Initially conceived as part of Sweden’s 2004 Olympic bid, the Hammarby development is now recognised for its strong local leadership and visionary use of brownfield land. On its completion in 2017, it will include 11,000 homes and 10,000 new jobs on a site measuring 160 hectares.

The Stockholm City Development Department managed the land and infrastructure, gathering land for the site through deals with local owners. Compulsory purchase powers (although rarely used) meant the city could buy the land at a fair price.

Once the land was purchased the city decontaminated it and built tram lines, energy and water mains and a new ferry system. A range of private sector firms have since been responsible for delivering homes on the sites, following a plan laid down by the city.

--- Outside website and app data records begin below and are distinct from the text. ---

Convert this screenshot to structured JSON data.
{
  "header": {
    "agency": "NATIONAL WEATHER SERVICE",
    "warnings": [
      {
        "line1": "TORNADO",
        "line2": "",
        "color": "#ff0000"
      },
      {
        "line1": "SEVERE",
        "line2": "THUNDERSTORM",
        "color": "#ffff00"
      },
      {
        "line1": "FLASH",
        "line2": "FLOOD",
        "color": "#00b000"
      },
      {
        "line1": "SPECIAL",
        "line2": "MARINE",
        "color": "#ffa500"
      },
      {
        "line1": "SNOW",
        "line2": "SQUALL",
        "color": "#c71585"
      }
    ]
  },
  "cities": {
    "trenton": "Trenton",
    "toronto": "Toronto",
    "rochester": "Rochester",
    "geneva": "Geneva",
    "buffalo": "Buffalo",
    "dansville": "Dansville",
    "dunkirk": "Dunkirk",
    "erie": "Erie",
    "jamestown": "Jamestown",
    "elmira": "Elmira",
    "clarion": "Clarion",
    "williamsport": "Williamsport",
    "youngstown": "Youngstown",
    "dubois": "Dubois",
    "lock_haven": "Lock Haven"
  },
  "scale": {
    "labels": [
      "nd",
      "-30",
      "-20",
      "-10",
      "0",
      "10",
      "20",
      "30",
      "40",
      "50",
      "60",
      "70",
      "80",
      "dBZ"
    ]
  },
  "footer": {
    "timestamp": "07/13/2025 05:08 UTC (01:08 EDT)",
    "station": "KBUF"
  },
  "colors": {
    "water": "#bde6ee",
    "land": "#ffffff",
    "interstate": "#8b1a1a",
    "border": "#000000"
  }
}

By providing strategic leadership over the whole site and making land available to developers at affordable prices, the local authority has delivered on a large house building program while still meeting high environmental targets.

Graph: why we need to plan across local boundaries